(Dataset rows for apps and sites)

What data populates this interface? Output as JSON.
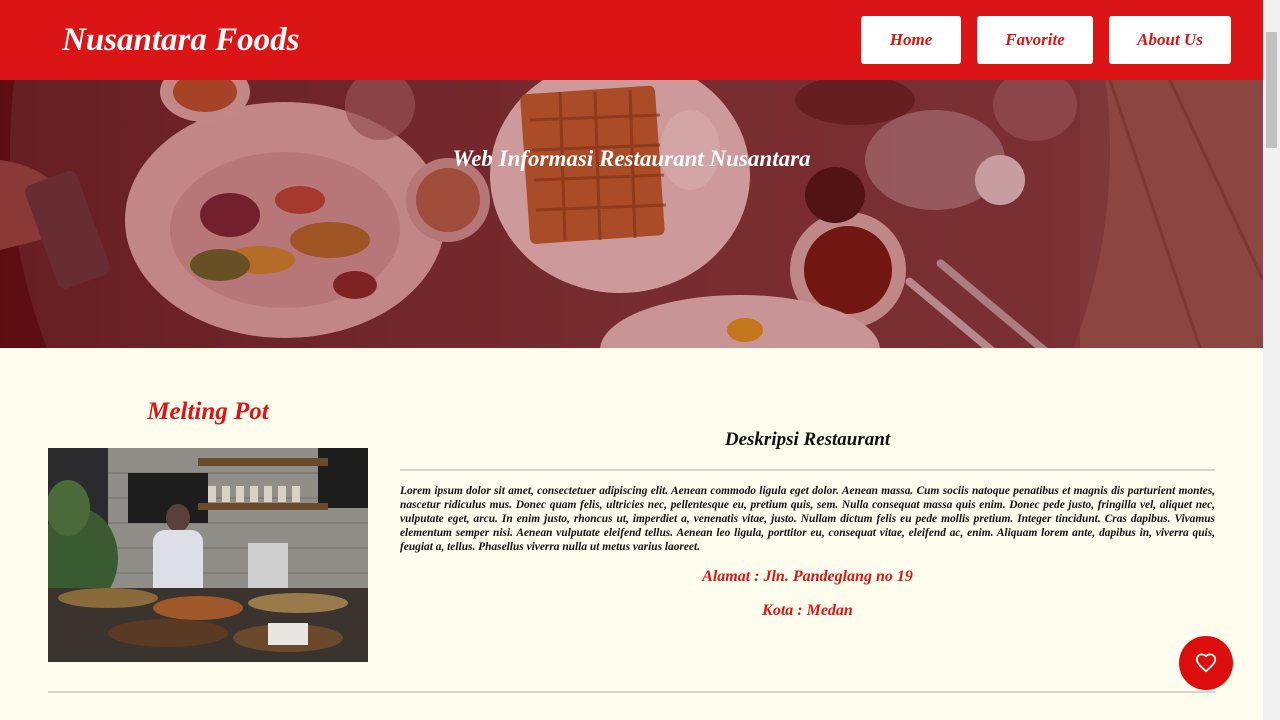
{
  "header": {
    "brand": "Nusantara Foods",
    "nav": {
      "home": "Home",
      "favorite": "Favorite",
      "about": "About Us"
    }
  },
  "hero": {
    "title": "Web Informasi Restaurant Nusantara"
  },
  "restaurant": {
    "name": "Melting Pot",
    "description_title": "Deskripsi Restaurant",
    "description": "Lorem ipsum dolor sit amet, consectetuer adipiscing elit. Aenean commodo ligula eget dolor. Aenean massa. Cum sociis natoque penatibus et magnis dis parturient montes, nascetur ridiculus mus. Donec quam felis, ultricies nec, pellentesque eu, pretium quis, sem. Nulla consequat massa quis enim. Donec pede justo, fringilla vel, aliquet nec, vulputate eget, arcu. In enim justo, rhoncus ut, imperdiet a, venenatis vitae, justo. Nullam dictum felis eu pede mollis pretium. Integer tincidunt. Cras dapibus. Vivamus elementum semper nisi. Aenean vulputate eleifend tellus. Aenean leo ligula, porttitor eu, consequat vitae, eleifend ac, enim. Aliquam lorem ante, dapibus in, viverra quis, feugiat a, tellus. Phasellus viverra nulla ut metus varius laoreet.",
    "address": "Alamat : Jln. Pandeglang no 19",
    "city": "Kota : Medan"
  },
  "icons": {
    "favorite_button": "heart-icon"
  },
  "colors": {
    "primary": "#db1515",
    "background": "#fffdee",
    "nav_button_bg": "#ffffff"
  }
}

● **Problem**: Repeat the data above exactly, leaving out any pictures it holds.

● **Response area**:
What data populates this interface? Output as JSON.
{
  "header": {
    "brand": "Nusantara Foods",
    "nav": {
      "home": "Home",
      "favorite": "Favorite",
      "about": "About Us"
    }
  },
  "hero": {
    "title": "Web Informasi Restaurant Nusantara"
  },
  "restaurant": {
    "name": "Melting Pot",
    "description_title": "Deskripsi Restaurant",
    "description": "Lorem ipsum dolor sit amet, consectetuer adipiscing elit. Aenean commodo ligula eget dolor. Aenean massa. Cum sociis natoque penatibus et magnis dis parturient montes, nascetur ridiculus mus. Donec quam felis, ultricies nec, pellentesque eu, pretium quis, sem. Nulla consequat massa quis enim. Donec pede justo, fringilla vel, aliquet nec, vulputate eget, arcu. In enim justo, rhoncus ut, imperdiet a, venenatis vitae, justo. Nullam dictum felis eu pede mollis pretium. Integer tincidunt. Cras dapibus. Vivamus elementum semper nisi. Aenean vulputate eleifend tellus. Aenean leo ligula, porttitor eu, consequat vitae, eleifend ac, enim. Aliquam lorem ante, dapibus in, viverra quis, feugiat a, tellus. Phasellus viverra nulla ut metus varius laoreet.",
    "address": "Alamat : Jln. Pandeglang no 19",
    "city": "Kota : Medan"
  },
  "icons": {
    "favorite_button": "heart-icon"
  },
  "colors": {
    "primary": "#db1515",
    "background": "#fffdee",
    "nav_button_bg": "#ffffff"
  }
}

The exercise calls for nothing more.